__GOAL OF THE EXERCISE__
Print out the entries, word for word.

__RECORD SET__
══════════════════════════════

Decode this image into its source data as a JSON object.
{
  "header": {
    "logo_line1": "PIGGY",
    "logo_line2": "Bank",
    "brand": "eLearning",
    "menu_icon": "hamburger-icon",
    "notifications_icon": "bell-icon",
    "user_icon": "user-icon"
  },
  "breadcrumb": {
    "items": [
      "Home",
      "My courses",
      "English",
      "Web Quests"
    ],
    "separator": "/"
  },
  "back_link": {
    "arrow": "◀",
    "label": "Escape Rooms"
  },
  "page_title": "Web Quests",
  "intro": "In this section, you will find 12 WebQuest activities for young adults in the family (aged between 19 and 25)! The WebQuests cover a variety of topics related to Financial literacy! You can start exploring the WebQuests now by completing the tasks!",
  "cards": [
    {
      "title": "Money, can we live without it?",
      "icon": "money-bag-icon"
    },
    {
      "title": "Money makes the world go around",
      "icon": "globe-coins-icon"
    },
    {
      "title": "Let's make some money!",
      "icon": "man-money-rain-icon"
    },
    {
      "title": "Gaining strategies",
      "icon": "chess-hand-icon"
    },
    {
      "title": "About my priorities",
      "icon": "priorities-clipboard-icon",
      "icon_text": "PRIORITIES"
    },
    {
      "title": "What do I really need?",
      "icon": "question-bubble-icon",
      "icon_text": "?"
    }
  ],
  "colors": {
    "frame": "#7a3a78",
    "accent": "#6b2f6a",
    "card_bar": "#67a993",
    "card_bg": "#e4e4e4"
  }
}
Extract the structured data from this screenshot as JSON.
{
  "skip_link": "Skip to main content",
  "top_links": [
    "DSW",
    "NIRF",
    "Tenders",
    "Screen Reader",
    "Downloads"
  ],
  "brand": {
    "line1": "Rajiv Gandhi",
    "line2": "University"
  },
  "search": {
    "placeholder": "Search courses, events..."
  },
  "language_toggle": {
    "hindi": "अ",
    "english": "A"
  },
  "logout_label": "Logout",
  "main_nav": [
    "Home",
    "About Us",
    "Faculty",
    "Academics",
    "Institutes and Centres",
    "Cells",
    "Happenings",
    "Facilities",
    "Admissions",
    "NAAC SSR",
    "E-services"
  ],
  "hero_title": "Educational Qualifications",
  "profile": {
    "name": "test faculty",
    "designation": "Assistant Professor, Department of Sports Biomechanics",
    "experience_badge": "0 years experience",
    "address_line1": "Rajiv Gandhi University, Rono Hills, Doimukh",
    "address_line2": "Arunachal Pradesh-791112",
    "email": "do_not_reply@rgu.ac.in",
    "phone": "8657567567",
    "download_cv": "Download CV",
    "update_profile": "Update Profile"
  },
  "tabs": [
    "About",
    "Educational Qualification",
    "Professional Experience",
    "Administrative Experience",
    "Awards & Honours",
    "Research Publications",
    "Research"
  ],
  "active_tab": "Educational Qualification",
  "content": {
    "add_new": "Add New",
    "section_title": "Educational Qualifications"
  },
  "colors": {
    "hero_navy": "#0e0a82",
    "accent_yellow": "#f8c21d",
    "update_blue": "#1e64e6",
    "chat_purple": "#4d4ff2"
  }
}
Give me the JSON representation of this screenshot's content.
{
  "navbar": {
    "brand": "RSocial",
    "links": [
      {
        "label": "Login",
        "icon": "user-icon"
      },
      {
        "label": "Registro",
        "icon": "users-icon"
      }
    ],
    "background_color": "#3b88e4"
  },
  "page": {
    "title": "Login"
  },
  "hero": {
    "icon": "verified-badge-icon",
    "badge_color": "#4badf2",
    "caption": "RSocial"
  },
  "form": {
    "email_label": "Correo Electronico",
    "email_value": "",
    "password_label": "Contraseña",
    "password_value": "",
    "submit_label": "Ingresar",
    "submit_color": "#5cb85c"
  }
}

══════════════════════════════

__ANSWER AREA__
Decode this image into its source data as a JSON object.
{
  "header": {
    "logo_line1": "PIGGY",
    "logo_line2": "Bank",
    "brand": "eLearning",
    "menu_icon": "hamburger-icon",
    "notifications_icon": "bell-icon",
    "user_icon": "user-icon"
  },
  "breadcrumb": {
    "items": [
      "Home",
      "My courses",
      "English",
      "Web Quests"
    ],
    "separator": "/"
  },
  "back_link": {
    "arrow": "◀",
    "label": "Escape Rooms"
  },
  "page_title": "Web Quests",
  "intro": "In this section, you will find 12 WebQuest activities for young adults in the family (aged between 19 and 25)! The WebQuests cover a variety of topics related to Financial literacy! You can start exploring the WebQuests now by completing the tasks!",
  "cards": [
    {
      "title": "Money, can we live without it?",
      "icon": "money-bag-icon"
    },
    {
      "title": "Money makes the world go around",
      "icon": "globe-coins-icon"
    },
    {
      "title": "Let's make some money!",
      "icon": "man-money-rain-icon"
    },
    {
      "title": "Gaining strategies",
      "icon": "chess-hand-icon"
    },
    {
      "title": "About my priorities",
      "icon": "priorities-clipboard-icon",
      "icon_text": "PRIORITIES"
    },
    {
      "title": "What do I really need?",
      "icon": "question-bubble-icon",
      "icon_text": "?"
    }
  ],
  "colors": {
    "frame": "#7a3a78",
    "accent": "#6b2f6a",
    "card_bar": "#67a993",
    "card_bg": "#e4e4e4"
  }
}
Extract the structured data from this screenshot as JSON.
{
  "skip_link": "Skip to main content",
  "top_links": [
    "DSW",
    "NIRF",
    "Tenders",
    "Screen Reader",
    "Downloads"
  ],
  "brand": {
    "line1": "Rajiv Gandhi",
    "line2": "University"
  },
  "search": {
    "placeholder": "Search courses, events..."
  },
  "language_toggle": {
    "hindi": "अ",
    "english": "A"
  },
  "logout_label": "Logout",
  "main_nav": [
    "Home",
    "About Us",
    "Faculty",
    "Academics",
    "Institutes and Centres",
    "Cells",
    "Happenings",
    "Facilities",
    "Admissions",
    "NAAC SSR",
    "E-services"
  ],
  "hero_title": "Educational Qualifications",
  "profile": {
    "name": "test faculty",
    "designation": "Assistant Professor, Department of Sports Biomechanics",
    "experience_badge": "0 years experience",
    "address_line1": "Rajiv Gandhi University, Rono Hills, Doimukh",
    "address_line2": "Arunachal Pradesh-791112",
    "email": "do_not_reply@rgu.ac.in",
    "phone": "8657567567",
    "download_cv": "Download CV",
    "update_profile": "Update Profile"
  },
  "tabs": [
    "About",
    "Educational Qualification",
    "Professional Experience",
    "Administrative Experience",
    "Awards & Honours",
    "Research Publications",
    "Research"
  ],
  "active_tab": "Educational Qualification",
  "content": {
    "add_new": "Add New",
    "section_title": "Educational Qualifications"
  },
  "colors": {
    "hero_navy": "#0e0a82",
    "accent_yellow": "#f8c21d",
    "update_blue": "#1e64e6",
    "chat_purple": "#4d4ff2"
  }
}
Give me the JSON representation of this screenshot's content.
{
  "navbar": {
    "brand": "RSocial",
    "links": [
      {
        "label": "Login",
        "icon": "user-icon"
      },
      {
        "label": "Registro",
        "icon": "users-icon"
      }
    ],
    "background_color": "#3b88e4"
  },
  "page": {
    "title": "Login"
  },
  "hero": {
    "icon": "verified-badge-icon",
    "badge_color": "#4badf2",
    "caption": "RSocial"
  },
  "form": {
    "email_label": "Correo Electronico",
    "email_value": "",
    "password_label": "Contraseña",
    "password_value": "",
    "submit_label": "Ingresar",
    "submit_color": "#5cb85c"
  }
}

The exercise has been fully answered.